On the Road
There's a wide choice of engines available to Qashqai customers with two diesels and two petrol powerplants to consider. Things start off with an uprated 1.6-litre 117bhp petrol unit and move up through a beefier 110bhp 1.5dCi diesel and 140bhp 2.0-litre petrol units before topping-out with the 150bhp 2.0-litre dCi diesel. Nissan hasn't skimped when it comes to transmission choices either, the Qashqai being supplied with five and six-speed manual boxes, a six-speed auto option and even an advanced Constantly Variable Transmission (CVT).
The Qashqai drives in an assured manner on the road and feels more like a conventional family hatchback than a 4x4 with its supple suspension and absence of body roll. The latest cars have revised suspension settings to improve things further in this area and refinement that's boosted by multi-layer insulation in the front bulkhead and a special soundproof windscreen.
The ALL-MODE 4x4 system is available on the 2.0-litre vehicles, with the others sending drive to the front wheels only.
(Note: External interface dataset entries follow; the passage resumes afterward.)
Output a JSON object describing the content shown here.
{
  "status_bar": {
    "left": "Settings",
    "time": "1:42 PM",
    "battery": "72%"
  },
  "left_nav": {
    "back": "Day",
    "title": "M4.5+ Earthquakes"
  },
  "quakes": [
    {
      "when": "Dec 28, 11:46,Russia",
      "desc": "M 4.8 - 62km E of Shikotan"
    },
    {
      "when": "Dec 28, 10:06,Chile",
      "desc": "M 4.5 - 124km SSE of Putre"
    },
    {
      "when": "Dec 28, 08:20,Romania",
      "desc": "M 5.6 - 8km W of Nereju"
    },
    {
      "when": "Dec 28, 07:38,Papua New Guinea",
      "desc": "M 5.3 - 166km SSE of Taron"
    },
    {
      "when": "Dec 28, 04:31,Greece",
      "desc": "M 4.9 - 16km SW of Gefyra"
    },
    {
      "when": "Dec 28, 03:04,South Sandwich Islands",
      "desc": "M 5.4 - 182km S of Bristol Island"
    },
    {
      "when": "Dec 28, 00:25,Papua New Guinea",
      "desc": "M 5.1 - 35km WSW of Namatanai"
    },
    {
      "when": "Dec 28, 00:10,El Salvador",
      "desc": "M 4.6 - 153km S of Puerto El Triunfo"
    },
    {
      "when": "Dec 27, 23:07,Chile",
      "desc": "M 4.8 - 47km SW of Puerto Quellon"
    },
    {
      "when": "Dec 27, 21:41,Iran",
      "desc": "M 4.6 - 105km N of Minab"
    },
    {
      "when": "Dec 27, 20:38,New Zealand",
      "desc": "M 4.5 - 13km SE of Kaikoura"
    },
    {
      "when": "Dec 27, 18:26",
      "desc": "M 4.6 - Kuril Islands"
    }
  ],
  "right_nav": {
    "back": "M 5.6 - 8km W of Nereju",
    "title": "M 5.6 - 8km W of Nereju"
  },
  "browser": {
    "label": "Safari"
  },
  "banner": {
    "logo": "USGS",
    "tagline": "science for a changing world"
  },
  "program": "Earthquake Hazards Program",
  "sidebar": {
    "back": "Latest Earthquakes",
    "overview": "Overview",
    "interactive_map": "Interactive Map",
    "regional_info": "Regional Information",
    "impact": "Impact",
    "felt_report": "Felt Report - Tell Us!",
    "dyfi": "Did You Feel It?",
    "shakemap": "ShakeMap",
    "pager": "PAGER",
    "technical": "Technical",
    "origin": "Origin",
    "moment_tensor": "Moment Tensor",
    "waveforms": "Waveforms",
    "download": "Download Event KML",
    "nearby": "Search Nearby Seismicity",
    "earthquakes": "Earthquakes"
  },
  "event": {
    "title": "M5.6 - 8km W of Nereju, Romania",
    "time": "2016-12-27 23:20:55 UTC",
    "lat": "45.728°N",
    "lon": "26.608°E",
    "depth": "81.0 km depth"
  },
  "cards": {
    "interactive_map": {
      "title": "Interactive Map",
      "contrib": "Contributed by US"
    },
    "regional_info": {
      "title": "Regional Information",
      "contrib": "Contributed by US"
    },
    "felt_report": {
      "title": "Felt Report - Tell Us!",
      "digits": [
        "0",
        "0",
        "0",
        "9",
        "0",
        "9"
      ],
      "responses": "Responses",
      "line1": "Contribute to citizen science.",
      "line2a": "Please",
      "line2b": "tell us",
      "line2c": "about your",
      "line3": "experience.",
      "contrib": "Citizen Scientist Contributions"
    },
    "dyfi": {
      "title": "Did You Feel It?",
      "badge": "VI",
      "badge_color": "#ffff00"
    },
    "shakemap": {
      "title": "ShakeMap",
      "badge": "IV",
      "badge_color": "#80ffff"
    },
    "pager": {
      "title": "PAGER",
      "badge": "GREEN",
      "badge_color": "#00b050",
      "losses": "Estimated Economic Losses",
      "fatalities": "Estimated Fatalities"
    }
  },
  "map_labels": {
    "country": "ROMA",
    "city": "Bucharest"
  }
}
This is an electronic system which automatically engages four-wheel drive the moment a loss of traction is detected. It offers more safety and security in extreme weather on-road. Nissan makes no bones of the fact that the Qashqai is anything but an off-roader, citing its lack of ground clearance. What precludes it from tackling rutted tracks makes it a better car on the blacktop, the hunkered down centre of gravity giving the Nissan its nimble feel.
There are all kinds of examples one could pluck from the ether of manifestly brilliant products that never achieved popularity. Start looking at products which did sell in huge numbers and it can be a little depressing, such is the quirky nature of meritocracy. The Nissan Qashqai, however, rewards your faith in the British car buyer's ability to recognise a good thing. This facelifted car didn't change the rules dramatically, merely tightening up what was already a very strong offering. Used examples are both plentiful and affordable, especially if you're willing to look beyond the most obvious engine and trim combinations. Well built and reliable, it's hard to go too far wrong when shopping for a used Qashqai.
Nissan Qashqai (2010 - 2011) review by Andy Enright